In what was the old Walker Township, in an unassuming, refurbished, old real estate classroom building exists Greyline Brewing. The small, one-thousand BBL per year facility is owned and operated by Nate Walser: super hero. In the late 1990s while working as head brewer for Founders, he singlehandedly saved the Grand Rapids brewery from the brink of collapse. The recipes he invented, polished and revamped ended up ingeniously bringing Founders from the threshold of bankruptcy and literal padlocks being placed on the front gates by landowners, to the renowned sensation that it is. Dirty Bastard, Centennial IPA, and Breakfast Stout (the base beer for KBS and CBS) – his brainchildren, all.
There exists a space between right and wrong, good and evil, and black and white. This is the grey area. Black Phillip held the determination of where the line was that day. It was the Greyline. While devouring the Pig & Goat Sandwich and drinking the spiced wheat Saison, and El Zacca Double IPA, I resisted the coquettish urge laid out by Black Phillip to go up to the bar and drunkenly urinate in a pint glass or two.
At Greyline I saw my future. Forecasted through a window of folded space-time within a noncurrent duration, I witnessed a group of sixty-year-old men with sweet matching jackets. Their backs displayed a vow that read “BeerCation 2018”. They were friends on a mission for beer. They are my destiny. Before I could approach and slap them all high-fives, they rode off on shimmering choppers into a cascading sky, dematerializing to the horizon. I pictured what connecting constellation of taprooms they were to visit on their journey. Where had they been? In Grand Rapids Beer City, USA, the possibilities are quite boundless.

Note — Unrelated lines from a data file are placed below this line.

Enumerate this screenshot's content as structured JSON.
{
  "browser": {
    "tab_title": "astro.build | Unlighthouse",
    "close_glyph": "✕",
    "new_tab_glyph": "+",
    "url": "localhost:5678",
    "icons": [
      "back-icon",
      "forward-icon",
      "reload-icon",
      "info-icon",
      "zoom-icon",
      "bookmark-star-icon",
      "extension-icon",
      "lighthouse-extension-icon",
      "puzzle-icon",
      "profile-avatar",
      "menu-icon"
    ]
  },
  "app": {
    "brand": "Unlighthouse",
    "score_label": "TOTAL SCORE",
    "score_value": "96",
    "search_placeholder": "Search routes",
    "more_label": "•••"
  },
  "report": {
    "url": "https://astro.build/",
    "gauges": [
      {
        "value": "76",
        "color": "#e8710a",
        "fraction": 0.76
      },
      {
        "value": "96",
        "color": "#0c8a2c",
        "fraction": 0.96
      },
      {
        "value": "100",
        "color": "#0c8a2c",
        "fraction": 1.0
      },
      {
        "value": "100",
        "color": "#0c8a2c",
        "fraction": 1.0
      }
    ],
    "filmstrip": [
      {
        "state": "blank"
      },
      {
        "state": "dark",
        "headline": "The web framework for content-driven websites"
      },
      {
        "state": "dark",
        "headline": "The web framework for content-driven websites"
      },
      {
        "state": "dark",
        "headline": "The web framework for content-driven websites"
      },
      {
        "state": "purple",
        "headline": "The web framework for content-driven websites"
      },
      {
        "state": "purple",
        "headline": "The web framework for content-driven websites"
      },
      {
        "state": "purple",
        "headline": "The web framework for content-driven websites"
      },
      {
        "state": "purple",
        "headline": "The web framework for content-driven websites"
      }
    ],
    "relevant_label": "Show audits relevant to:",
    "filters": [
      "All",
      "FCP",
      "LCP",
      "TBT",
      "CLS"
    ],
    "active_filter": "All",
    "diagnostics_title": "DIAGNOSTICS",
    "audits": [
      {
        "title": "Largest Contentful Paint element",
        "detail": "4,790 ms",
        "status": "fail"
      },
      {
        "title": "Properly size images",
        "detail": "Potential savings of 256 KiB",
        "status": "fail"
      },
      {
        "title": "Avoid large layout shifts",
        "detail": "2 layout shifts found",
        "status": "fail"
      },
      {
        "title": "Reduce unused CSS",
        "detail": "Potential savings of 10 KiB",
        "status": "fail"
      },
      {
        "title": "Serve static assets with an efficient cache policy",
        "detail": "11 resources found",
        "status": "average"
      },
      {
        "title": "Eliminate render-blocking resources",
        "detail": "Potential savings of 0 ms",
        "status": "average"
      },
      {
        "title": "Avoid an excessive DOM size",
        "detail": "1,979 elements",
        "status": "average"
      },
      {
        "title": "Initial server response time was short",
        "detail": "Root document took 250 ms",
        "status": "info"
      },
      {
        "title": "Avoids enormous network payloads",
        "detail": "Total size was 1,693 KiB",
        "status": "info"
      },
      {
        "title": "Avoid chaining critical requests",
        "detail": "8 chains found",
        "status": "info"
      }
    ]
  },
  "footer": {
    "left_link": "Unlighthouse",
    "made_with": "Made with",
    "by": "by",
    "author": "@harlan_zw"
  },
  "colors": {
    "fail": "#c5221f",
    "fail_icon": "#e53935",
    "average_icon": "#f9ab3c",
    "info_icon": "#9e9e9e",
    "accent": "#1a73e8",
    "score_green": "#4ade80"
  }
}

(Retraction: I was notified after tagging Virtue Cider on Twitter with this post, that they do not in fact have any goats. The animals pictured are Icelandic Sheep. I felt it would change the narrative thread of my silly post too much to go back and make revision. Plus the very fact that Virtue Cider thought my mistake was funny, well, that is enough to make me leave the above post the way it is.)